RECORDS SUPPLIED START
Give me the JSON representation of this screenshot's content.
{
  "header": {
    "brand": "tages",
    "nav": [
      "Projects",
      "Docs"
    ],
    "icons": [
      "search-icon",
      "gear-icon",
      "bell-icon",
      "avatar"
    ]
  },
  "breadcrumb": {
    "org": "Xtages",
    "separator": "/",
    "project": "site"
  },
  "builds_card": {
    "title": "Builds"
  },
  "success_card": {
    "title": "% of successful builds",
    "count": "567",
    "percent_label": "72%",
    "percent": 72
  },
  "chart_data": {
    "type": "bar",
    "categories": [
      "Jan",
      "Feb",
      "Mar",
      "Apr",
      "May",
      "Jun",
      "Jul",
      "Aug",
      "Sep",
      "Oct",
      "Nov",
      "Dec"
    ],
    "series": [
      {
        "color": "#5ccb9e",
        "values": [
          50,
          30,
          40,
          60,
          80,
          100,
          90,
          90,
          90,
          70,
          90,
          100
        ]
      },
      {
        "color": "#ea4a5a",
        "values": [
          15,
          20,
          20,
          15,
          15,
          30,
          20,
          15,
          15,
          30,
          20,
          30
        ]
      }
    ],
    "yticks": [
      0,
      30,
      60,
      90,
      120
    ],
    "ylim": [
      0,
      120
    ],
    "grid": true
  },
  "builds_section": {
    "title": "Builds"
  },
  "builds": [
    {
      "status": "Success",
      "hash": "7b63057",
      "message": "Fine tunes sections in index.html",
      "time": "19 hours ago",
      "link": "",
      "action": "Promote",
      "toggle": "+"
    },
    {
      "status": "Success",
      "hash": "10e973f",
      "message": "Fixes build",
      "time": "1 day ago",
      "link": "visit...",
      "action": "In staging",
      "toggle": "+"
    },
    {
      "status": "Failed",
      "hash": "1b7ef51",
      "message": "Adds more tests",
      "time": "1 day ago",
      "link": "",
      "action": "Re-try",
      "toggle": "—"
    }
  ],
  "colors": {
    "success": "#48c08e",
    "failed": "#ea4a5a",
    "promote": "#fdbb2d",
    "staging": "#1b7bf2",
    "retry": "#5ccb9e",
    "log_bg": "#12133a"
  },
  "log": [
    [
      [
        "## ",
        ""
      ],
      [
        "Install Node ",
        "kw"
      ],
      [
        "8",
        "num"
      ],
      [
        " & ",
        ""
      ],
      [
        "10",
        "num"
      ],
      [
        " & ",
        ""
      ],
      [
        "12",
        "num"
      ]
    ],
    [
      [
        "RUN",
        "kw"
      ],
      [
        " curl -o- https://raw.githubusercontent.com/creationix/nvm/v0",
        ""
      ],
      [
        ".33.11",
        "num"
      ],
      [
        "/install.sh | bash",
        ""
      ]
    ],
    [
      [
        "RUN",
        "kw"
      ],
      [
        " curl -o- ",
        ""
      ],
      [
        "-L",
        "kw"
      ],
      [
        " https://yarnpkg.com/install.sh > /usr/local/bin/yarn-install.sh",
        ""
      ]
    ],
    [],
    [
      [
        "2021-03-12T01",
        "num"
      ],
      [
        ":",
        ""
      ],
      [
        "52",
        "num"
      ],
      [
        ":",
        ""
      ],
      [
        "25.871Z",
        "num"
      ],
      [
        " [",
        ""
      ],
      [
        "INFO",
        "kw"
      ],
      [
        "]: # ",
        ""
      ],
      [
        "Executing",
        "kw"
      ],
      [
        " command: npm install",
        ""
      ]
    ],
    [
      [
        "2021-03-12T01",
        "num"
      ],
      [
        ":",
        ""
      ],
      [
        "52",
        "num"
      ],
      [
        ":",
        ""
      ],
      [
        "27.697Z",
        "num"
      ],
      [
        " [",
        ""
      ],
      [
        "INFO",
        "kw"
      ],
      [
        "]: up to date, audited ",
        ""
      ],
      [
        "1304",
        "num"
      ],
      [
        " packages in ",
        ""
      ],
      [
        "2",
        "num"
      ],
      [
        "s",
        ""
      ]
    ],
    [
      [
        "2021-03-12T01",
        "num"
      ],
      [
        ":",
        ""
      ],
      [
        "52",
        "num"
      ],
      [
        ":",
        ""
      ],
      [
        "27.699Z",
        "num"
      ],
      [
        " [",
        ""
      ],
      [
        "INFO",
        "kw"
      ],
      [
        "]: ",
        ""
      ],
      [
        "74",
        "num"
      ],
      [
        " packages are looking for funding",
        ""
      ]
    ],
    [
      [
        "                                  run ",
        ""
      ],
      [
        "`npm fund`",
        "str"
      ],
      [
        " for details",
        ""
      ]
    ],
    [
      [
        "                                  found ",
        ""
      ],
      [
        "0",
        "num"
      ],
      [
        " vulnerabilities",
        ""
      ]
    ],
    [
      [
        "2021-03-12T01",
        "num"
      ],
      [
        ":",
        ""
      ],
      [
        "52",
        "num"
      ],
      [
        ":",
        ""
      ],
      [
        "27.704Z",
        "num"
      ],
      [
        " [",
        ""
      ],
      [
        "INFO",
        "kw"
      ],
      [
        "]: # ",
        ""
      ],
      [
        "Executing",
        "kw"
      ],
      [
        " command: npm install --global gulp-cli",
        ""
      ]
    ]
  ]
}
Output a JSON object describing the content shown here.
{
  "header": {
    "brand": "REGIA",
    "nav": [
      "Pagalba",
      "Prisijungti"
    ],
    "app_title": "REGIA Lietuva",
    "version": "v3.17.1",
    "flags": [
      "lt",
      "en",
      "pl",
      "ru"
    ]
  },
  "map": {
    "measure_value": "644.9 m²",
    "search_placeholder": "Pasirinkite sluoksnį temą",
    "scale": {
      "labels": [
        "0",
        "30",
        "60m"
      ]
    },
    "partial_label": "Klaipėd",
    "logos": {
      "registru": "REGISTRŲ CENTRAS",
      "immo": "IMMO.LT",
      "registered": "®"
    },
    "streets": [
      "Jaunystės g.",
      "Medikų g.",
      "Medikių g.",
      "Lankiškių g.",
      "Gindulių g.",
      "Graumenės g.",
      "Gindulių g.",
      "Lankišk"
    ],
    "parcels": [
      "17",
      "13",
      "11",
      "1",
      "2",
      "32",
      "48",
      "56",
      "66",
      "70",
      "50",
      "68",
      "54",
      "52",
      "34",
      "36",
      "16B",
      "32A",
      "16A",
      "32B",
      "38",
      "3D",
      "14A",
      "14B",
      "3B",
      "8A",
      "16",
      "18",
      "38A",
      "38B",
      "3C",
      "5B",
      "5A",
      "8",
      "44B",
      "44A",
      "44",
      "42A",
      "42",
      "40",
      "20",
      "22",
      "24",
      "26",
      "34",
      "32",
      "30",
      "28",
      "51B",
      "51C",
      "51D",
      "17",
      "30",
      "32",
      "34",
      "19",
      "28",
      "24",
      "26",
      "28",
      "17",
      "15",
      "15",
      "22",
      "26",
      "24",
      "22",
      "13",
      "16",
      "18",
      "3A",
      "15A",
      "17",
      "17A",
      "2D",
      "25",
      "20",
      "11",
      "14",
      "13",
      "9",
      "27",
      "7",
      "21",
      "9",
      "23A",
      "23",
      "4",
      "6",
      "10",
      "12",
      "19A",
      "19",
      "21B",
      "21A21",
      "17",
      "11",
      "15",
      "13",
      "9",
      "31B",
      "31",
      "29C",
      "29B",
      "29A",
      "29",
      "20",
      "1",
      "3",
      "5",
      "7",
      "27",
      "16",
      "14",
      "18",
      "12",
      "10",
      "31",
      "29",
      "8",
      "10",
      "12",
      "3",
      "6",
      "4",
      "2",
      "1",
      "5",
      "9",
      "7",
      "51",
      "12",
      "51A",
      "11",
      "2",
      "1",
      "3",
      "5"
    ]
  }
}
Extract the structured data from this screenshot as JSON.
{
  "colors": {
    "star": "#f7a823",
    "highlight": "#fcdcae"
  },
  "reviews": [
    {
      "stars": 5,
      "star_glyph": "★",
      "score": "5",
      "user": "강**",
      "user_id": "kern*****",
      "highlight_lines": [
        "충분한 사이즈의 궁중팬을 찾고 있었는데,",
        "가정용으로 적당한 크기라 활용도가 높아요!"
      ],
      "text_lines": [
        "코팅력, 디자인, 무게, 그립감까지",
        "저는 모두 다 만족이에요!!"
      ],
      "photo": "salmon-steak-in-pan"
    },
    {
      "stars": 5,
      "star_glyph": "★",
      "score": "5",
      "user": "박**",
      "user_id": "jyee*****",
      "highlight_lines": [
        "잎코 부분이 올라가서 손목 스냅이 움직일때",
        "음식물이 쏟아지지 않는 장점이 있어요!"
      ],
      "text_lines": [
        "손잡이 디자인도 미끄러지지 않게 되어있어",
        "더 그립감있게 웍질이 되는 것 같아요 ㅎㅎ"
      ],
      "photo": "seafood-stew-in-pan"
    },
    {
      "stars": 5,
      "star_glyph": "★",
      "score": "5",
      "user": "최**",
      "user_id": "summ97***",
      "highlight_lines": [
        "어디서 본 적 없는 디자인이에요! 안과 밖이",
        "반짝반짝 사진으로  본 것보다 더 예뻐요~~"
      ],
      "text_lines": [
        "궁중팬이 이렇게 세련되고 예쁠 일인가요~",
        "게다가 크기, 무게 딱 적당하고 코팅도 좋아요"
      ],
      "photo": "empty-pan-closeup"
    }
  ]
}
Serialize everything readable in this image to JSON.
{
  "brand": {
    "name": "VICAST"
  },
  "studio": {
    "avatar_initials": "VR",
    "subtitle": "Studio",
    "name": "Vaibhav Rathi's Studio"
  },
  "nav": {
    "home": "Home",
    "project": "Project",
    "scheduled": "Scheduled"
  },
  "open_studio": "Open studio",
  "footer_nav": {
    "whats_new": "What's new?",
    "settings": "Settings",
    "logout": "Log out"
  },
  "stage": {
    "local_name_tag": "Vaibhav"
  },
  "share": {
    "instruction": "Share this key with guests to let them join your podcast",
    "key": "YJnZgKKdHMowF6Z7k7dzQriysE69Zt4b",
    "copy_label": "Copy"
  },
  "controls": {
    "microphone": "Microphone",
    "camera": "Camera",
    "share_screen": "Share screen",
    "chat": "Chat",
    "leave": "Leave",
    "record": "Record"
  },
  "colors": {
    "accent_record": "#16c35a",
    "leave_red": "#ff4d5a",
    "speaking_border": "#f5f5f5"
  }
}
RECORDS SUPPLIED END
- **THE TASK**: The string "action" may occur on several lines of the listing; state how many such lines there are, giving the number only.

- **ANSWER FOR THE TASK**: 3